catabolism

The breakdown of complex body molecules to simpler forms, as when muscle protein breaks down to amino acids or fats to glycerol and fatty acids. The opposite process is called anabolism and both processes are encompassed in METABOLISM.

catabolism

or

katabolism

a type of METABOLISM in which biochemical processes taking place in a cell result in the breaking down of complex compounds into simpler ones to release energy. Catabolism usually involves a series of step-by-step reactions, each catalysed by its own enzyme, for example, AEROBIC RESPIRATION.

Catabolism

A process of metabolism that breaks down complex substances into simple ones.
Mentioned in: Interactions

metabolism

continuous series of chemical processes in the living body by which life is maintained. Nutrients and tissues are broken down (catabolism), releasing energy which is utilized in the creation of new substances for growth and rebuilding (anabolism). metabolite any substance produced by a metabolic process. See also energy systems.

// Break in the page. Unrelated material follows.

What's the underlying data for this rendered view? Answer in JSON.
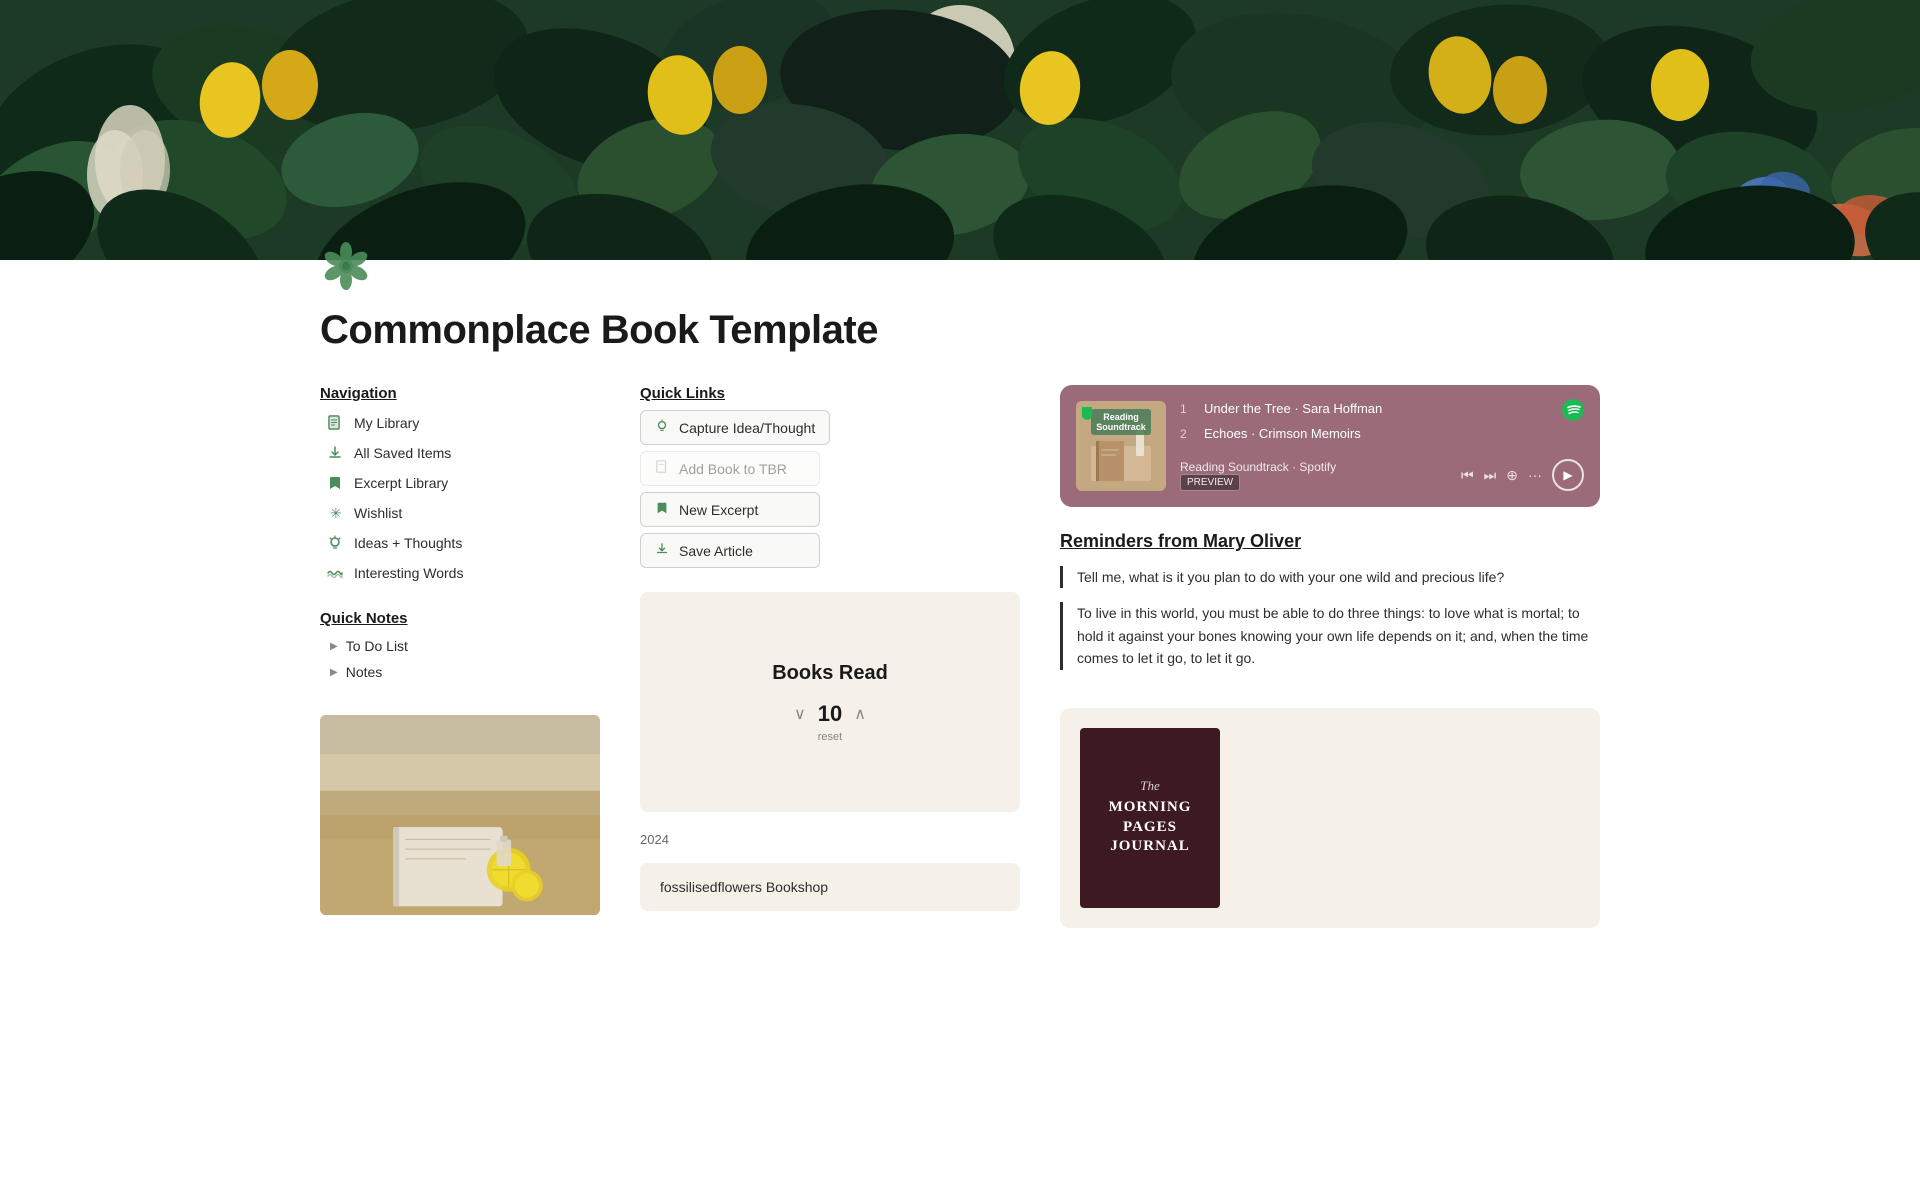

catabolism

metabolic processes breaking down complex compounds into simpler forms, and release of energy (opposite : anabolism)

catabolism (k·taˑ·bō·li·zm),

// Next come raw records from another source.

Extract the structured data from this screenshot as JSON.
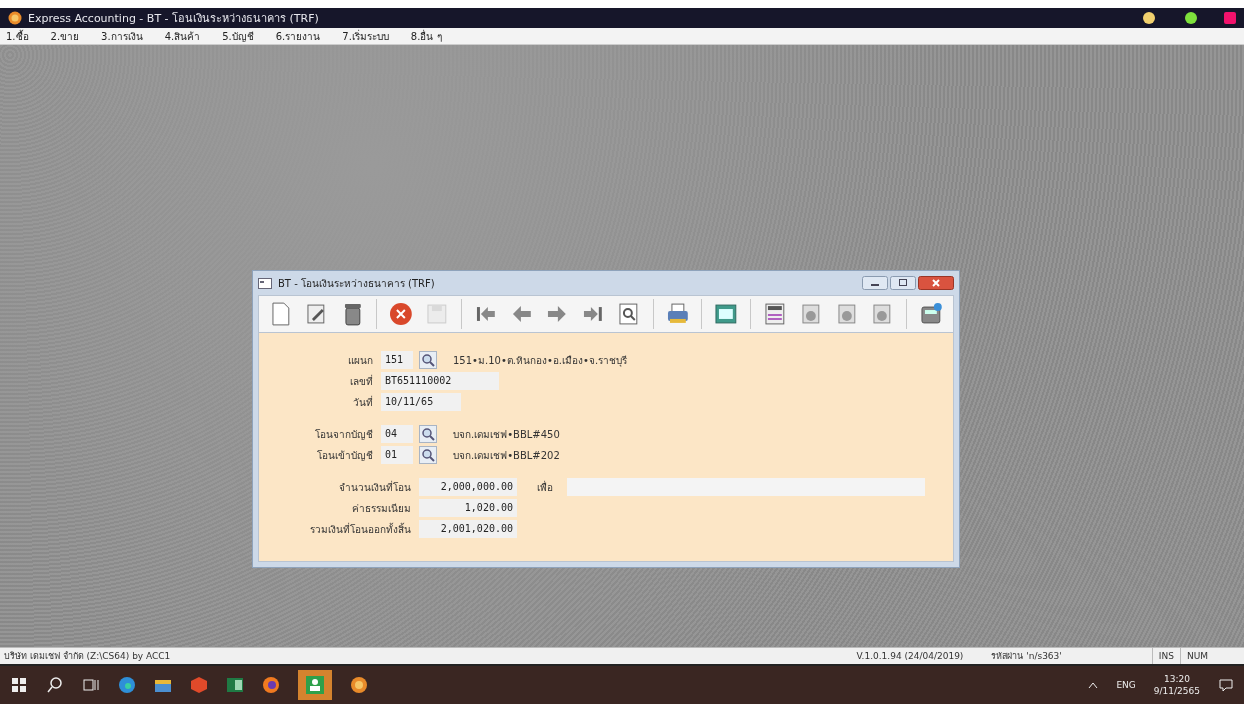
{
  "window": {
    "title": "Express Accounting - BT - โอนเงินระหว่างธนาคาร (TRF)"
  },
  "menu": [
    "1.ซื้อ",
    "2.ขาย",
    "3.การเงิน",
    "4.สินค้า",
    "5.บัญชี",
    "6.รายงาน",
    "7.เริ่มระบบ",
    "8.อื่น ๆ"
  ],
  "dialog": {
    "title": "BT - โอนเงินระหว่างธนาคาร (TRF)",
    "toolbar": [
      {
        "kind": "new",
        "disabled": false
      },
      {
        "kind": "edit",
        "disabled": false
      },
      {
        "kind": "delete",
        "disabled": false
      },
      {
        "kind": "sep"
      },
      {
        "kind": "cancel",
        "disabled": false
      },
      {
        "kind": "save",
        "disabled": true
      },
      {
        "kind": "sep"
      },
      {
        "kind": "first",
        "disabled": false
      },
      {
        "kind": "prev",
        "disabled": false
      },
      {
        "kind": "next",
        "disabled": false
      },
      {
        "kind": "last",
        "disabled": false
      },
      {
        "kind": "find",
        "disabled": false
      },
      {
        "kind": "sep"
      },
      {
        "kind": "print",
        "disabled": false
      },
      {
        "kind": "sep"
      },
      {
        "kind": "sheet",
        "disabled": false
      },
      {
        "kind": "sep"
      },
      {
        "kind": "stamp",
        "disabled": false
      },
      {
        "kind": "ok",
        "disabled": false
      },
      {
        "kind": "ok",
        "disabled": false
      },
      {
        "kind": "ok",
        "disabled": false
      },
      {
        "kind": "sep"
      },
      {
        "kind": "calc",
        "disabled": false
      }
    ],
    "groups": [
      [
        {
          "kind": "lookup",
          "label": "แผนก",
          "value": "151",
          "description": "151•ม.10•ต.หินกอง•อ.เมือง•จ.ราชบุรี"
        },
        {
          "kind": "text",
          "label": "เลขที่",
          "value": "BT651110002"
        },
        {
          "kind": "date",
          "label": "วันที่",
          "value": "10/11/65"
        }
      ],
      [
        {
          "kind": "lookup",
          "label": "โอนจากบัญชี",
          "value": "04",
          "description": "บจก.เดมเชฟ•BBL#450"
        },
        {
          "kind": "lookup",
          "label": "โอนเข้าบัญชี",
          "value": "01",
          "description": "บจก.เดมเชฟ•BBL#202"
        }
      ],
      [
        {
          "kind": "amount",
          "label": "จำนวนเงินที่โอน",
          "value": "2,000,000.00",
          "note": {
            "label": "เพื่อ"
          }
        },
        {
          "kind": "amount",
          "label": "ค่าธรรมเนียม",
          "value": "1,020.00"
        },
        {
          "kind": "amount",
          "label": "รวมเงินที่โอนออกทั้งสิ้น",
          "value": "2,001,020.00"
        }
      ]
    ]
  },
  "status_bar": {
    "company": "บริษัท เดมเชฟ จำกัด (Z:\\CS64) by ACC1",
    "version": "V.1.0.1.94 (24/04/2019)",
    "password": "รหัสผ่าน 'n/s363'",
    "ins": "INS",
    "num": "NUM"
  },
  "taskbar": {
    "language": "ENG",
    "time": "13:20",
    "date": "9/11/2565"
  }
}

n process during metabolism where cells break down complex substances into simple compounds.

ca·tab·o·lism

(kă-tab'ō-lizm)
Breaking down in the body of complex chemical compounds into simpler ones.
[G. katabolē, a casting down]

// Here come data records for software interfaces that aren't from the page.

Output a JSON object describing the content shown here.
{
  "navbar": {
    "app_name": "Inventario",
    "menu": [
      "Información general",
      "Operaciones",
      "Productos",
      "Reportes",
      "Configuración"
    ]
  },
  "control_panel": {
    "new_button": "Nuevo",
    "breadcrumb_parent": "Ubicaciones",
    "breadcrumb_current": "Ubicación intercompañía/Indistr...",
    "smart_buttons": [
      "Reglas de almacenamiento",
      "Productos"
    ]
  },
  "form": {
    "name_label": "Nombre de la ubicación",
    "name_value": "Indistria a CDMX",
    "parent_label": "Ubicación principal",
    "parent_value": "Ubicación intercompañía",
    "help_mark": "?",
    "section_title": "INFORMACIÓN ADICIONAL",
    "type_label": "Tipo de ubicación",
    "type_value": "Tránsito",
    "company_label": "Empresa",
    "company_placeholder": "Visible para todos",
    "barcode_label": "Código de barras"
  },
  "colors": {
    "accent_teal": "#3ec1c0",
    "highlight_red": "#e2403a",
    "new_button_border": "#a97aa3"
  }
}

catabolism (kətab´ōlizəm),

n the destructive processes (opposite of the anabolic-metabolic processes) by which complex substances are converted into more simple compounds. A proper relation between anabolism and catabolism is essential for the maintenance of bodily homeostasis and dynamic equilibrium.
catabolism of energy,
n the dissipation of energy in living tissues as work or heat (one phase being metabolism, the other being anabolism).
catabolism of substance,
n the destructive metabolism; the conversion of living tissues into a lower state of organization and ultimately into waste products.

catabolism

any destructive process by which complex substances are converted by living cells into simpler compounds, with release of energy. See also metabolism.
References in periodicals archive ?
The increase seems to be related to the methylated catabolism of the drug, although other factors, such as enzymatic defects in the remethylation pathway of homocysteine, are likely to play a substantial role.
Today, researchers have to search for this information one paper at a time; Cognia Catabolism brings an ordered searchable summary of the key "facts" from the literature into the discovery workflow in real time," Rubin added.
Based upon predominance of signs, symptoms or laboratory abnormalities suggestive of anabolism or catabolism, an appropriate choice of therapy is made.
From urate catabolism to reperfusion injury to inflammatory signal transduction.
However, the catabolism of these biomolecules occurs mainly in the peroxisomes of foliar tissues and in glyoxysomes during the plants' seed germination (Buchanan, Gruissem, Vickers, & Jones, 2015).
This increase is thought to represent articular cartilage catabolism due to exercise-induced load (Erhart-Hledik et al.
20) But the predominant mechanism for increased triglyceride levels in pre dialysis patients is that of delayed catabolism and hence impaired clearance.
excretion and affects the selection of amino acids used for catabolism (Langenbuch and Portner, 2002).
Our muscles are constantly in balance between anabolism (growth) and catabolism (breakdown).
Parents play a key role in metabolic control by maintaining dietary restriction of protein consumption and avoidance of protein catabolism (Ashorn, Pitkanen, Salo, & Heikinheimo, 2006).
Patients with pyridoxine-dependent epilepsy have been found to have a genetic deficiency of antiquitin (alpha-aminoadipic semialdehyde dehydrogenase), an enzyme that facilitates cerebral lysine catabolism.
In these obese co-twins, SAT expression of mitochondrial oxidative phosphorylation, branched-chain, amino acid catabolism, fatty acid oxidation and adipocyte differentiation pathways were downregulated and chronic inflammation upregulated, all of which are metabolic problems that can lead to complications and disease.